1986: “We Are The World.” There was beauty, and sheer ugliness. Rosanne Cash and Ronnie Milsap. B. B. King and Amy Grant. MTV was on the move and the Dire Straits, aptly named, headed a rock line up of winners that also included a very much alive Don Henley, and “thundering in” was Tina Turner with “For the Living” — which reminded us that this brilliant performer was indeed capable of putting out something dead. But she’s Tina… one of the inventors of Rock-n-Roll. It’s not her fault the industrial-military-complex offered her more money than she’d ever seen to glamorize a desert war. Also, looking at the video on youtube, it foreshadows goth… but I digress…
1995: Springsteen, Sheryl Crow, Bonnie Raitt, Green Day in the new “Alternative” catagory (what was that about? the special bus?), Clapton cementing his reputation of superiority, jazz was taking a fusion-induced nose-dive, only to be saved by Etta James covers of Billie Holiday (a safe bet, no?), R & B was Boys to Men (WTF?) and in the country department it was a respectable line up of Mary Chapin Carpenter, Lyle Lovett, Aaron Neville & Trisha Yearwood. It was also the year of resurging greats Bob Dylan and Johnny Cash, with his “American Recordings.” Ry Cooder was doing his whole anthropological tourism of the third world thing. Although mediocracy was sidling up to the bar, ya gotta admit: Not a bad year.
2013: OK. Mediocracy is the frat-boy that has drunk way too much, is loud and insipid as hell, and now everyone, not just the freaks are leaving the building. Looky: of the elder statesman in the audience was a 23-year-old girl with the emotional complexity of a 13 year-old-girl. Taylor Swift in this role is much like Bonzo in the war room… oh wait… that happened… and we’re still here. So I guess that’s the lesson. Perhaps our popular culture maestros will note that we are indeed in the middle of a troubling, complex and violent world, where it is now in vogue to enter public places or grades school and shoot out your frustrations, AND we’re still limping through a “not a depression.” Perhaps the 30’s were like this. But if there’s ever been a cultural disconnect (the Black Keys, Alabama Shakes & Dr John were about all I could even relate to, and two of the three were so marginalized, I probably shouldn’t even mention them… & Jack White’s OK too, I guess) the 2013 Grammys have to be it.
I recently was in Miami and my friend Ofelia and I took a random cruise heading north from Miami Beach. Huge condo tower after huge condo tower, Trump in the mix, all about 45 stories each, meaning about 2500 units each times about 25 buildings per mile, for god knows how many miles… On a Friday night at 9:30 lights could be seen in about 10% of all the apartments. This is because the buildings are 90% vacant. I don’t know where the money comes from to keep building these (sorry) castles in the sand, but it comes from somewhere… somewhere really ill-informed and reckless.

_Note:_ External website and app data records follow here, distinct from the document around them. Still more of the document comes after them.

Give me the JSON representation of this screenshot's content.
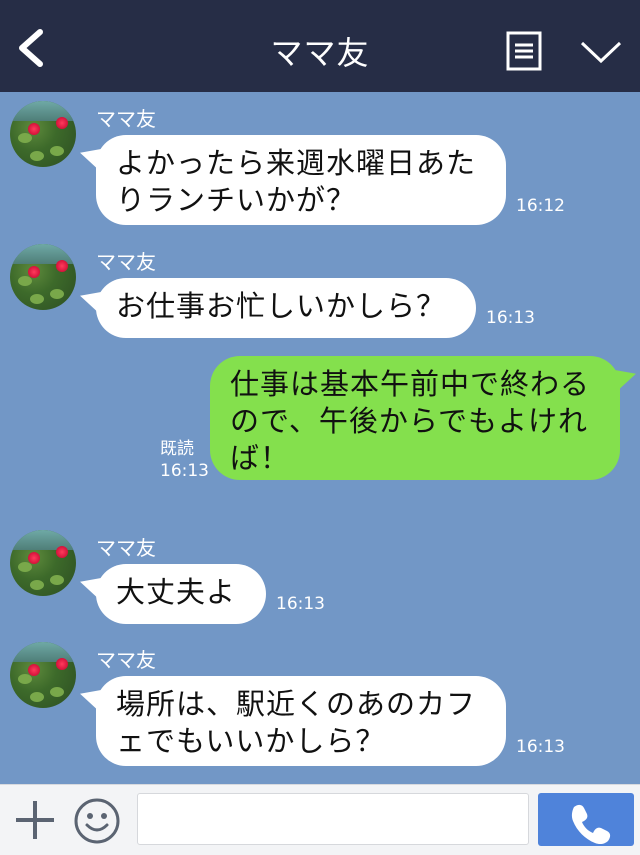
{
  "header": {
    "title": "ママ友",
    "back_icon": "chevron-left-icon",
    "menu_icon": "list-icon",
    "collapse_icon": "chevron-down-icon"
  },
  "messages": [
    {
      "side": "left",
      "sender": "ママ友",
      "lines": [
        "よかったら来週水曜日あた",
        "りランチいかが？"
      ],
      "time": "16:12"
    },
    {
      "side": "left",
      "sender": "ママ友",
      "lines": [
        "お仕事お忙しいかしら？"
      ],
      "time": "16:13"
    },
    {
      "side": "right",
      "lines": [
        "仕事は基本午前中で終わる",
        "ので、午後からでもよけれ",
        "ば！"
      ],
      "read": "既読",
      "time": "16:13"
    },
    {
      "side": "left",
      "sender": "ママ友",
      "lines": [
        "大丈夫よ"
      ],
      "time": "16:13"
    },
    {
      "side": "left",
      "sender": "ママ友",
      "lines": [
        "場所は、駅近くのあのカフ",
        "ェでもいいかしら？"
      ],
      "time": "16:13"
    }
  ],
  "inputbar": {
    "plus_icon": "plus-icon",
    "emoji_icon": "smile-icon",
    "placeholder": "",
    "call_icon": "phone-icon"
  },
  "colors": {
    "header_bg": "#262d46",
    "chat_bg": "#7297c6",
    "my_bubble": "#84e04d",
    "their_bubble": "#ffffff",
    "call_button": "#4f83da"
  }
}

Somewhere I don’t really care about, and going to somewhere I have no interest in visiting… except casually cruising past with a friend laughing at the idiotic decadence of it all… for a couple hours out of my life… hmm. Voila, the Grammys.
In the mean time, 2 of my freakin’ neighbors produced kick-ass albums in the last 2 months! Kamara Thomas and the Ghost Gamblers, and Eric “Roscoe” Ambel’s treatment of Jimbo Mathus… My “on the ground” “real life” “grassroots” friends, take a bow!